Recap: Marvel’s Jessica Jones


When I say that Jessica Jones is possibly the year’s best new show, I know the Purple Man isn’t telling me to say that.

Jessica Jones (new Emmy queen Krysten Ritter), Marvel’s latest Netflix adventure since Daredevil came punching onto our laptop screens with great vengeance and a furious anger, is the story about a rough and tough super powered heroine who is haunted by her past with the fantastically evil Kilgrave (new Emmy king David Tennant).

This show is nearly impossible to not binge immediately, as the first episode hooks you from the moment the opening credits role. The action, the dialogue, and the character development are only a few things that make this show unique from its very conception.

Marvel's Jessica Jones

The show is skillfully designed, thanks to show runner Melissa Rosenberg who really gave this show her all, and dare I say it, may be the best thing Marvel has put out there television wise…. and yes I am including Daredevil.

The show is propelled forward into stardom thanks to the camera work and tone, which masterfully gives the show a dark ambiance to it simply by using the color purple in particular, along with the shows out of this world performances, in particular that of Ritter and Tennant, and the writing which kept me breathless with each episode.

The direction in this series is some of the best I’ve seen in television for a while. The way the camera is focused in on characters really gives a sense of what we as the audience are supposed to feel, along with truly portraying events that appear real to us, as if we are merely peeping toms into someone’s truly devastatingly messed up world. The use of color is something to marvel, pun intended, here as well. The use of purple, especially when we are introduced to the Kilgrave character, who is named The Purple Man in the comics, is superb.
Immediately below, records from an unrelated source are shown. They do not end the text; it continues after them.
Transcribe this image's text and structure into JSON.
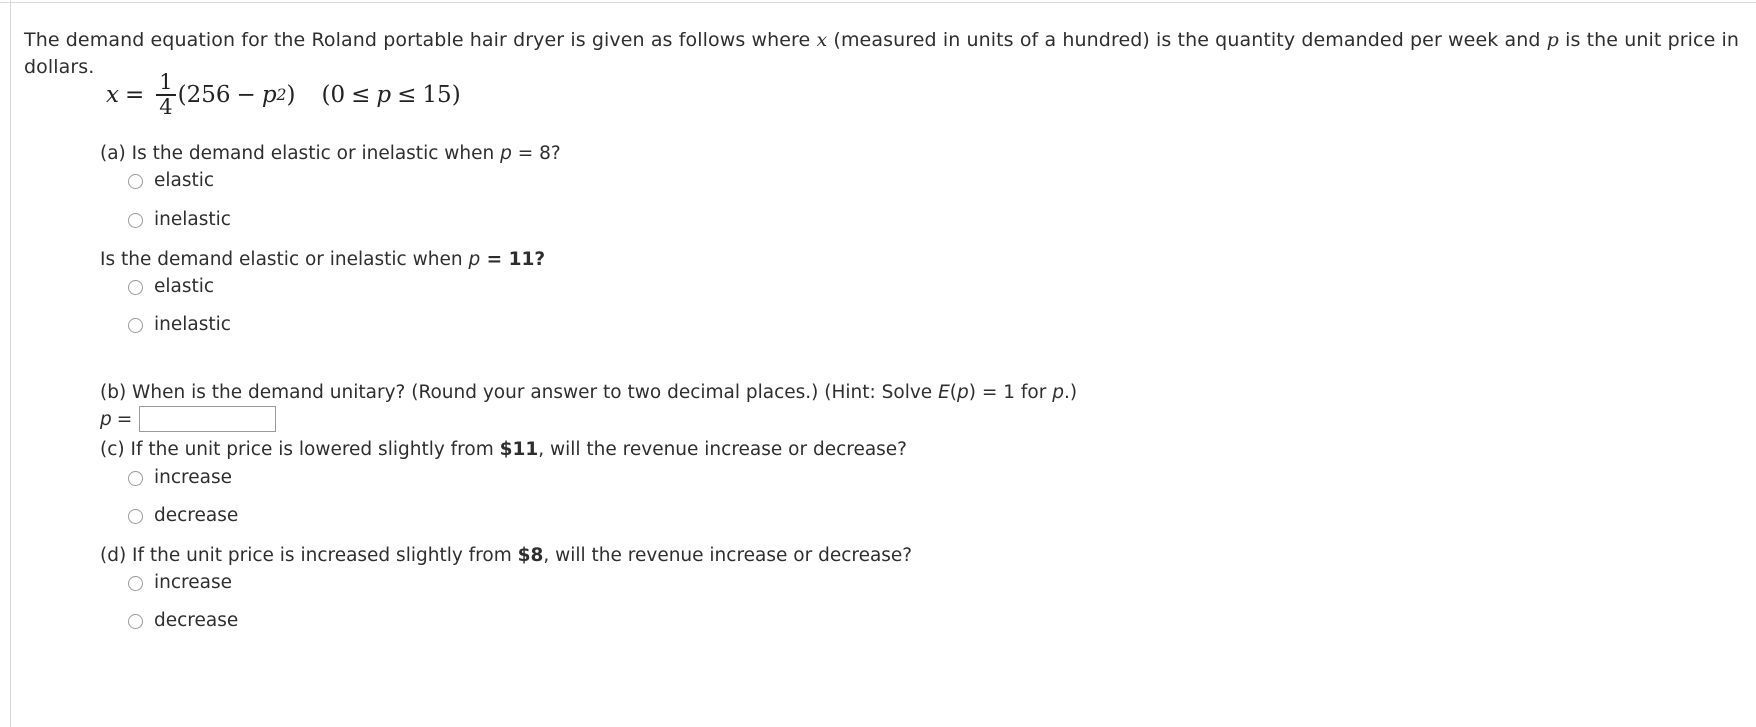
{
  "problem": {
    "intro_part1": "The demand equation for the Roland portable hair dryer is given as follows where ",
    "intro_var_x": "x",
    "intro_part2": " (measured in units of a hundred) is the quantity demanded per week and ",
    "intro_var_p": "p",
    "intro_part3": " is the unit price in dollars.",
    "equation": {
      "lhs_var": "x",
      "equals": "=",
      "fraction_numerator": "1",
      "fraction_denominator": "4",
      "open_paren": "(",
      "constant": "256",
      "minus": "−",
      "var_p": "p",
      "exponent": "2",
      "close_paren": ")",
      "domain_open": "(",
      "domain_lower": "0",
      "domain_le1": "≤",
      "domain_var": "p",
      "domain_le2": "≤",
      "domain_upper": "15",
      "domain_close": ")",
      "plain_text": "x = (1/4)(256 − p²)   (0 ≤ p ≤ 15)"
    }
  },
  "parts": {
    "a": {
      "label": "(a)",
      "question1_pre": "(a) Is the demand elastic or inelastic when ",
      "question1_var": "p",
      "question1_post": " = 8?",
      "question1_value": "8",
      "options1": [
        {
          "label": "elastic",
          "selected": false
        },
        {
          "label": "inelastic",
          "selected": false
        }
      ],
      "question2_pre": "Is the demand elastic or inelastic when ",
      "question2_var": "p",
      "question2_post": " = 11?",
      "question2_value": "11",
      "options2": [
        {
          "label": "elastic",
          "selected": false
        },
        {
          "label": "inelastic",
          "selected": false
        }
      ]
    },
    "b": {
      "question_pre": "(b) When is the demand unitary? (Round your answer to two decimal places.) (Hint: Solve ",
      "question_func": "E",
      "question_mid": "(",
      "question_var": "p",
      "question_post": ") = 1 for ",
      "question_var2": "p",
      "question_end": ".)",
      "answer_var": "p",
      "answer_equals": "=",
      "answer_value": "",
      "answer_placeholder": ""
    },
    "c": {
      "question_pre": "(c) If the unit price is lowered slightly from ",
      "question_amount": "$11",
      "question_post": ", will the revenue increase or decrease?",
      "options": [
        {
          "label": "increase",
          "selected": false
        },
        {
          "label": "decrease",
          "selected": false
        }
      ]
    },
    "d": {
      "question_pre": "(d) If the unit price is increased slightly from ",
      "question_amount": "$8",
      "question_post": ", will the revenue increase or decrease?",
      "options": [
        {
          "label": "increase",
          "selected": false
        },
        {
          "label": "decrease",
          "selected": false
        }
      ]
    }
  },
  "colors": {
    "text": "#2e2e2e",
    "rule": "#d6d6d6",
    "radio_border": "#9b9b9b",
    "input_border": "#9a9a9a",
    "background": "#ffffff"
  }
}
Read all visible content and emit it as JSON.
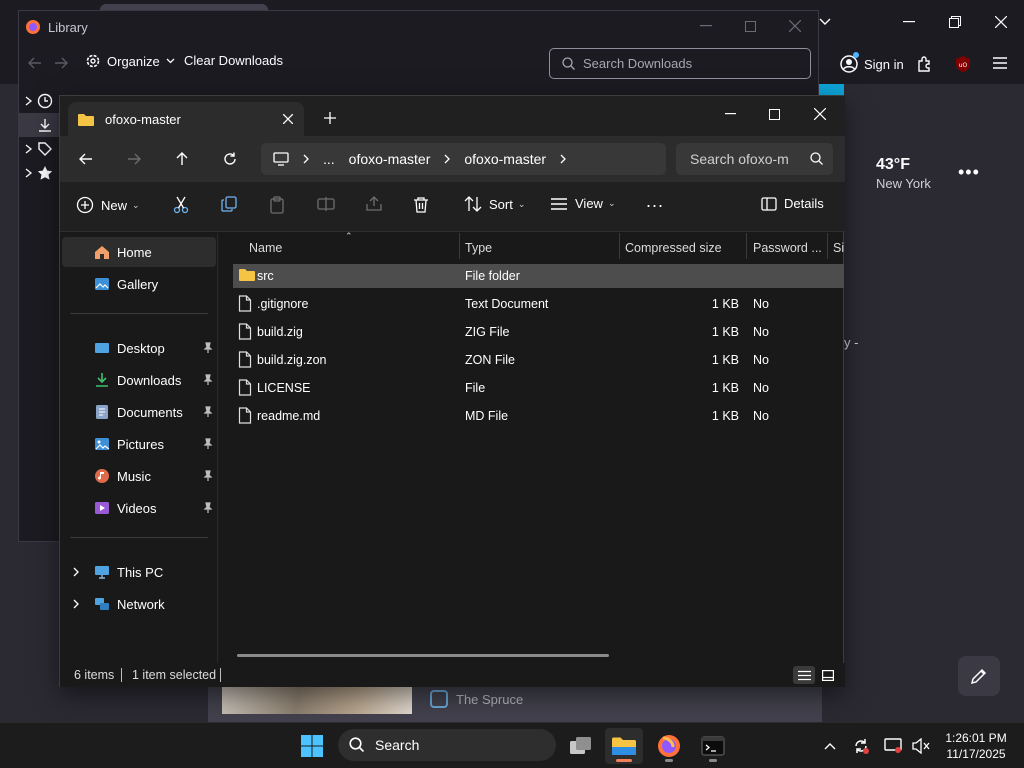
{
  "firefox": {
    "signin_label": "Sign in",
    "weather": {
      "temp": "43°F",
      "city": "New York"
    },
    "stray_text": "y -",
    "news_source": "The Spruce"
  },
  "library": {
    "title": "Library",
    "organize_label": "Organize",
    "clear_label": "Clear Downloads",
    "search_placeholder": "Search Downloads"
  },
  "explorer": {
    "tab_title": "ofoxo-master",
    "breadcrumb": [
      "...",
      "ofoxo-master",
      "ofoxo-master"
    ],
    "search_placeholder": "Search ofoxo-m",
    "commands": {
      "new": "New",
      "sort": "Sort",
      "view": "View",
      "more": "...",
      "details": "Details"
    },
    "nav": {
      "home": "Home",
      "gallery": "Gallery",
      "pinned": [
        "Desktop",
        "Downloads",
        "Documents",
        "Pictures",
        "Music",
        "Videos"
      ],
      "this_pc": "This PC",
      "network": "Network"
    },
    "columns": [
      "Name",
      "Type",
      "Compressed size",
      "Password ...",
      "Si"
    ],
    "files": [
      {
        "name": "src",
        "type": "File folder",
        "size": "",
        "password": "",
        "kind": "folder"
      },
      {
        "name": ".gitignore",
        "type": "Text Document",
        "size": "1 KB",
        "password": "No",
        "kind": "file"
      },
      {
        "name": "build.zig",
        "type": "ZIG File",
        "size": "1 KB",
        "password": "No",
        "kind": "file"
      },
      {
        "name": "build.zig.zon",
        "type": "ZON File",
        "size": "1 KB",
        "password": "No",
        "kind": "file"
      },
      {
        "name": "LICENSE",
        "type": "File",
        "size": "1 KB",
        "password": "No",
        "kind": "file"
      },
      {
        "name": "readme.md",
        "type": "MD File",
        "size": "1 KB",
        "password": "No",
        "kind": "file"
      }
    ],
    "status": {
      "items": "6 items",
      "selected": "1 item selected"
    }
  },
  "taskbar": {
    "search_label": "Search",
    "time": "1:26:01 PM",
    "date": "11/17/2025"
  },
  "colors": {
    "accent_folder": "#f6c445",
    "selection": "#4d4d4d",
    "firefox_accent": "#0ea5d8"
  }
}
It references the comic’s character, without every getting over the top or goofy about it. And that isn’t the only comic reference or Easter egg we get in this series.

Thanks to the clever writing, the show is filled with references to the comics that hardcore fans are sure to adore. Putting their own spin on it, the show even manages to make fun of certain comic storylines that some may find laughable, as well as paying homage to plots that made the comic so special to begin with. With this, it made the dialogue even more likeable as each character shines past their comic counterpart and really makes you feel as if these are real life people, in real life danger, only people with superpowers in this world exist, and they don’t exactly like to use the word hero.
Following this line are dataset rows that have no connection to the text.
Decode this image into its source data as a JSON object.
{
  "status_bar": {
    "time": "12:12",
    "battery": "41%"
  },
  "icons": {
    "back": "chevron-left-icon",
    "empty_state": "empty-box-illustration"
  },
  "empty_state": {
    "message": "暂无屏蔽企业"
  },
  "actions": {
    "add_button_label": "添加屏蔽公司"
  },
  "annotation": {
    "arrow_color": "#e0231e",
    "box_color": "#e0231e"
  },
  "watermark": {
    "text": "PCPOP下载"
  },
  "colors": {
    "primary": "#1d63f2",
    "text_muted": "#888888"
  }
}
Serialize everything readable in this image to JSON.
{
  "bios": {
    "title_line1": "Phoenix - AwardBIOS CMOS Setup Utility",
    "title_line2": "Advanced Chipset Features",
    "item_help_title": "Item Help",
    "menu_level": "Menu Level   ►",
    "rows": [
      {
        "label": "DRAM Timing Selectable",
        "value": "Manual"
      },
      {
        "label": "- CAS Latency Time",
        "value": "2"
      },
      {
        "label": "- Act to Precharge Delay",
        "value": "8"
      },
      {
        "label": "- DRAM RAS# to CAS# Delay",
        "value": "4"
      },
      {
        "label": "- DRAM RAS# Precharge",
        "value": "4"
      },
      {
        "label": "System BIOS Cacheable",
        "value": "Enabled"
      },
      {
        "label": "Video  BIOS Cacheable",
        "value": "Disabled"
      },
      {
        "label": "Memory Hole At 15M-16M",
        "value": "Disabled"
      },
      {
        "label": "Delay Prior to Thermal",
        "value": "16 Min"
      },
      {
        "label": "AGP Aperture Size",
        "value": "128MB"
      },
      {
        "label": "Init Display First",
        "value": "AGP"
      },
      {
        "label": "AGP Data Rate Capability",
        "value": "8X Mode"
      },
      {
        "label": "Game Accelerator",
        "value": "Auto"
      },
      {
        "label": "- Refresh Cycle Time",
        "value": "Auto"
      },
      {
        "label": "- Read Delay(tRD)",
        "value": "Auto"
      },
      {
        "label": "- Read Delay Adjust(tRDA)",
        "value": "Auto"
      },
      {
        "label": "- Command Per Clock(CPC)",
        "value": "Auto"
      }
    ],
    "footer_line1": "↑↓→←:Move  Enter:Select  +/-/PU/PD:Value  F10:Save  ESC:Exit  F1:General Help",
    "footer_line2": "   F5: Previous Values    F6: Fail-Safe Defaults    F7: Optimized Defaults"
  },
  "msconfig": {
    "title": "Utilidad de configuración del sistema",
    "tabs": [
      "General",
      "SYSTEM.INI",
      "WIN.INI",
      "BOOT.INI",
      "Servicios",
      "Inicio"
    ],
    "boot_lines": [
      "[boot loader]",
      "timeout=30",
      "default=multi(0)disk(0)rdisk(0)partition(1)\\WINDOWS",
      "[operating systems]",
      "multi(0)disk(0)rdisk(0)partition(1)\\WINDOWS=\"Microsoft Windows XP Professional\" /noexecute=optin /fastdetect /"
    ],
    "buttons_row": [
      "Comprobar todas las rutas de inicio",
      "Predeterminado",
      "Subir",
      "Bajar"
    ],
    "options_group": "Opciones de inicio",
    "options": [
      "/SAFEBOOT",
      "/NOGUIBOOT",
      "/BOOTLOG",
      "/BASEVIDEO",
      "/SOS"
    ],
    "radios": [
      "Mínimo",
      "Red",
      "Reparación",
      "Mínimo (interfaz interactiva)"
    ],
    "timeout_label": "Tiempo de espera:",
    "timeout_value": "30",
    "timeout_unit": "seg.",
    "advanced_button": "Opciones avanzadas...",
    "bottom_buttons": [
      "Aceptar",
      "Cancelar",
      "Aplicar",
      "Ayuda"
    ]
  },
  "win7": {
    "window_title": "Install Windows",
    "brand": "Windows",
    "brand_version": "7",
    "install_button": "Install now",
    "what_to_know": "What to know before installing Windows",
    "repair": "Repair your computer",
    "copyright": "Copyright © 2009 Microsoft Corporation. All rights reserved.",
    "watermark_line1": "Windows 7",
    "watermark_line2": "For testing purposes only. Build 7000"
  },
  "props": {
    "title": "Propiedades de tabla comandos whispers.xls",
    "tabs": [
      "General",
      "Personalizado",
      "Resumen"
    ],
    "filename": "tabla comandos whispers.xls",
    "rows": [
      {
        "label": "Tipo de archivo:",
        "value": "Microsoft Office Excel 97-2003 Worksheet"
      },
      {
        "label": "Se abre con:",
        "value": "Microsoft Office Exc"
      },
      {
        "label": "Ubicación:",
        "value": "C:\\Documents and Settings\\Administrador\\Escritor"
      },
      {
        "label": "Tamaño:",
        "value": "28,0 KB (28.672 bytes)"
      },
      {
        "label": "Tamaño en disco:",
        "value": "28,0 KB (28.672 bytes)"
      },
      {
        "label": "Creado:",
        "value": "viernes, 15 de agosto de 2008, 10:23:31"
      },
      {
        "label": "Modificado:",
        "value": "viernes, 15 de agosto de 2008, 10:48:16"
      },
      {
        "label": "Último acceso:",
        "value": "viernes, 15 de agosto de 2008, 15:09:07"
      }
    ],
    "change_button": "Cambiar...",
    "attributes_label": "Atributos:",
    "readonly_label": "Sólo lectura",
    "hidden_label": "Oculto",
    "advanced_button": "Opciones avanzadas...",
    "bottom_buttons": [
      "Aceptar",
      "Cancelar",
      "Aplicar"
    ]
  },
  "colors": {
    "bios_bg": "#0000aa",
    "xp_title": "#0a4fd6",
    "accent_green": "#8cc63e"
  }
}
Along with staying true to heart for the comic fans, the writing in the show was phenomenal in the way it kept me guessing and hooked with each character, and not merely fixated on the namesake of the show. The way the Jones character is portrayed is something all comic shows should take note of, that while you are “gifted” with something, it may not always be a gift and playing the hero isn’t as easy as some others (looking at you Captain) make it seem.

This is especially noteworthy with the character of Kilgrave, but I’m going to avoid spoilers on this one because the show is something you must experience on your own.

Besides the character development writing, the show also has some keen perception into reality as well.

Portraying sex, rape, death, and PTSD, in all its harsh and grotesque glory, showing that even in a show about super powered heroes, life’s real dangers are still present no matter where you go.

However, while the writing in the show is truly unique, it is the performances that make this show the best in ages.

Ritter truly shines, as she shows her depth as an actress in each scene she is in, showing how a female badass should be done. She truly is the protagonist for our generation, and if that’s the case, then Tennant really is our antagonist.


While Ritter shines with her struggle to be a hero for others, and herself, Tennant matches this in his effortless sway as the villain who could literally give a shit about others. Think of him as an adult toddler, throwing tantrums if he doesn’t get his way…and if you watch this show you know this is an almost impossible task to not get his way.

Tennant truly is the MVP of the series, playing this worlds devil character as if he was born to do it. The way he delivers each line is filled with venom and levity, which seems like an impossible mix, but with Tennant he makes it look easy.

His performance is one to truly mark history books, and this in my opinion may be one of the best comic book villain performances I’ve seen since Heath Ledger donned his purple jacket in The Dark Knight…which is truly an honor I do not bestow on others easily.

If Ritter and Tennant are not recognized by the Emmy’s, this will truly be an upset I will not soon forget.

All in all, the show is a masterpiece and is easily the best show of 2015. Everything about it oozes uniqueness and masterfulness that I feel will not be replicated for a long time. I only see tremendous things ahead for Miss Jessica Jones, and lets hope Kilgrave has some pull at the Emmy’s…I know for one that the man is hard to say no to.

Rating: 10 out of 10

Hello! My name is Laura Dengrove. I am currently a Junior at Rutgers University, double majoring in Journalism/Media Studies and Cinema Studies. I am a film critic and interviewer by choice, professional Linda Belcher impersonator by birth.